The 22-year-old defendant – who allegedly walked into the Emanuel African Methodist Episcopal Church on June 17, 2015 and sat in on Bible study for close to an hour before opening fire – is willing to submit to a jury and face possible multiple life sentences if the death note is withdrawn, according to court documents obtained by Guns.com.
In its motion filed Monday, the defense wrote that prosecutors sought the death penalty “solely as a result of the government’s decision to seek the defendant’s execution rather than accepting his proffered pleas of guilty and willingness to accept multiple sentences of life imprisonment without possibility of release,” going further to call the punishment unconstitutional.
Capital punishment, in this case, is cruel and unusual punishment, the defendant’s attorneys argued.
Federal hate crime charges are among the 33 the defendant faces because he allegedly targeted churchgoers on the basis of their race. Witnesses reportedly heard the shooter use racially-charged language.
“I have to do it,” he reportedly said before carrying out the deadly shooting. “You rape our women and you’re taking over our country. And you have to go.”
The shooting once again brought the issue of race to the forefront of political conversation, with the Confederate flag at the center of a debate questioning its symbolism.
Shortly after the shooting, investigators found photographs of the shooter posing with the flag and another of him wearing a jacket with an apartheid-era South Africa flag patch.
The shooting also again raised the issue of guns and mental health.
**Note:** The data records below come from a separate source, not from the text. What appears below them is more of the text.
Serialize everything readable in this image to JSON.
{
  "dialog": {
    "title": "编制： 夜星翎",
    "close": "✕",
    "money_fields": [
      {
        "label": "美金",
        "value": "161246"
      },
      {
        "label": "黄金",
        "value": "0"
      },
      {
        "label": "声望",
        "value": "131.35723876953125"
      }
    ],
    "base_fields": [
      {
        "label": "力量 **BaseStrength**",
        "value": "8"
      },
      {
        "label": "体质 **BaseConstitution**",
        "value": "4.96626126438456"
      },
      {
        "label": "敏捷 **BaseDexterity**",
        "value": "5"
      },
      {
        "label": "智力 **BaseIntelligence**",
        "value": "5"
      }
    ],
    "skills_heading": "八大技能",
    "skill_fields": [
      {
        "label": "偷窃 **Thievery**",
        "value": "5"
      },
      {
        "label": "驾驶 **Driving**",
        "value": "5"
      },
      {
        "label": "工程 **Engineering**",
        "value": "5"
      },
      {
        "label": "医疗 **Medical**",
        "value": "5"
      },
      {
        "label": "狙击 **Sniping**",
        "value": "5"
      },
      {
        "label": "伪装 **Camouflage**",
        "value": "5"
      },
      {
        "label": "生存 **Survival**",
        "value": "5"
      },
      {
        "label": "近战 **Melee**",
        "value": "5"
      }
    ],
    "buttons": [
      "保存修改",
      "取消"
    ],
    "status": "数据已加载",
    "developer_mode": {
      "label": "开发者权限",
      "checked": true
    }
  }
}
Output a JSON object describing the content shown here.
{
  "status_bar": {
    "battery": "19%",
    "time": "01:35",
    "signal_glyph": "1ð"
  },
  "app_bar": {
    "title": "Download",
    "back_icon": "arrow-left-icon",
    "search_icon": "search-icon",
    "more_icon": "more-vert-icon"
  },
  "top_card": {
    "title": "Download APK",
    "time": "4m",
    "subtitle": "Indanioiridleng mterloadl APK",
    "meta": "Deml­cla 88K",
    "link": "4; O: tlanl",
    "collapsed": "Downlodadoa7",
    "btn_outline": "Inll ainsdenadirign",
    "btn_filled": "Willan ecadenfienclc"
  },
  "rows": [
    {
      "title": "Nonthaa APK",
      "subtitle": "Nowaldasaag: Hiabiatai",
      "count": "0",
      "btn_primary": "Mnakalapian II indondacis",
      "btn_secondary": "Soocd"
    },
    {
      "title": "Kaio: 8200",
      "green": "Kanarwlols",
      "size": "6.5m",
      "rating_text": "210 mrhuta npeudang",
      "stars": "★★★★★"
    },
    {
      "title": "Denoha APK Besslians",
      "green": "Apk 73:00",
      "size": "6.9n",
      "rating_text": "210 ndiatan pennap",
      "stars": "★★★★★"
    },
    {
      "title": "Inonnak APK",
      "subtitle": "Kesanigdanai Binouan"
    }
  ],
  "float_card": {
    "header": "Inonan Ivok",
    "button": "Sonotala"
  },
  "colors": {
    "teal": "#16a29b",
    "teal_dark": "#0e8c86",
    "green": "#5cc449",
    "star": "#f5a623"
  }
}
Known as the “Charleston Loophole,” the shooter was able to pass a background check and acquire a gun despite being prohibited because of a previous felony drug charge he received in March 2015 for illegal possession of prescription drugs.
It was a mistake which allowed the April 2015 transaction to go through and it shouldn’t have happened, FBI Director James Comey said during a press conference on July 10, 2015.